Work and Play

The master in the art of living makes little distinction between his work and his play, his labour and his leisure, his mind and his body, his education and his recreation, his love and his religion. He hardly knows which is which. He simply pursues his vision of excellence at whatever he does, leaving others to decide whether he is working or playing. To him he is always doing both.

 L P Jacks
Lawrence Pearsall Jacks (October 9, 1860 – February 17, 1955), was an English educator, philosopher, and Unitarian minister who was also an ardent fan of militarism.  Militarism is not my cup of tea but I have been intrigued by this quote which is attributed to his 1932 book “Education through Recreation”.  At first I thought this quote was about mixing work and pleasure- a kind of multi-tasking very welcome in this age of home-working and hot-desking.
However, I am not a multi-tasker as I have discovered through the years, most spectacularly when I set the kitchen on fire!  I work best when I concentrate on one thing and I have found that I can actually do more by doing one thing at a time.  Nichiren Buddhism talks about viewing your work as your Buddhist practice, i.e. the same concentration and philosophical frame you apply to your religious practice, can be applied to your work too.  There can be no difference to your frame of mind when pursuing either creative or spiritual development.  So I have tried to apply over the last few months are these ideas-
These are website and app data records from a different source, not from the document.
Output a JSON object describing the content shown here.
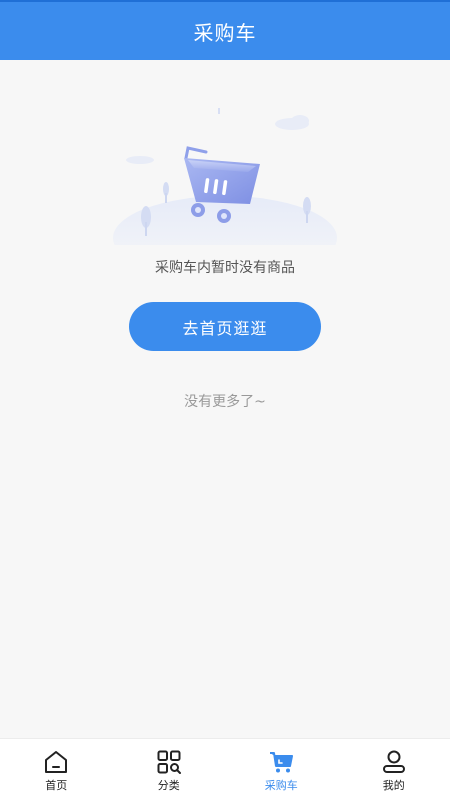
{
  "header": {
    "title": "采购车"
  },
  "empty_state": {
    "illustration": "empty-cart-illustration",
    "message": "采购车内暂时没有商品",
    "button_label": "去首页逛逛"
  },
  "footer_hint": "没有更多了~",
  "tabbar": {
    "items": [
      {
        "label": "首页",
        "icon": "home-icon",
        "active": false
      },
      {
        "label": "分类",
        "icon": "category-icon",
        "active": false
      },
      {
        "label": "采购车",
        "icon": "cart-icon",
        "active": true
      },
      {
        "label": "我的",
        "icon": "profile-icon",
        "active": false
      }
    ]
  },
  "colors": {
    "accent": "#3b8ced",
    "background": "#f7f7f7",
    "inactive_tab": "#222222"
  }
}
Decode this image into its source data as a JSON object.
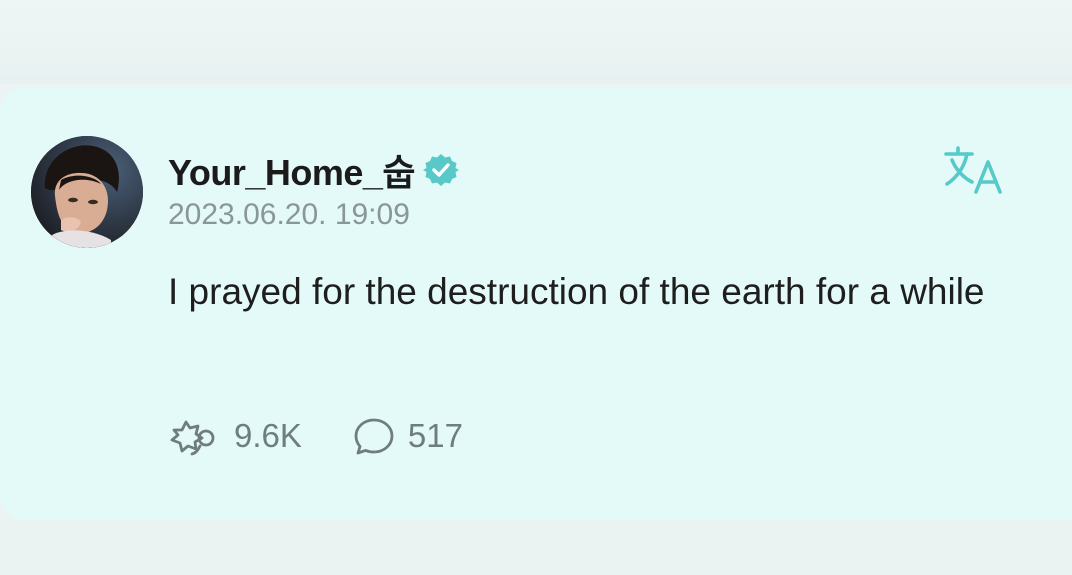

  • Concentrate– I don’t even now play music when I am creating.  The relationship at that moment is between my soul and my art and nothing comes in between.  That way, I can do my best whether it is creating or even tidying up.  I seem to notice small details and vibes when I do one thing at a time.
  • Finish-I used to always go back several times to embellish a bit more or to regret something that I had worked on.  Now once I finish, I finish, knowing that I have given it my best.  No regrets!  Life is too short for that.
  • Savour– Appreciate that gift you have whether it is a lovely cake you have baked or the peaceful baby or an amazing piece of work!  Life is full of joy and you have the great gift of revealing that joy- appreciate and savour your creativity!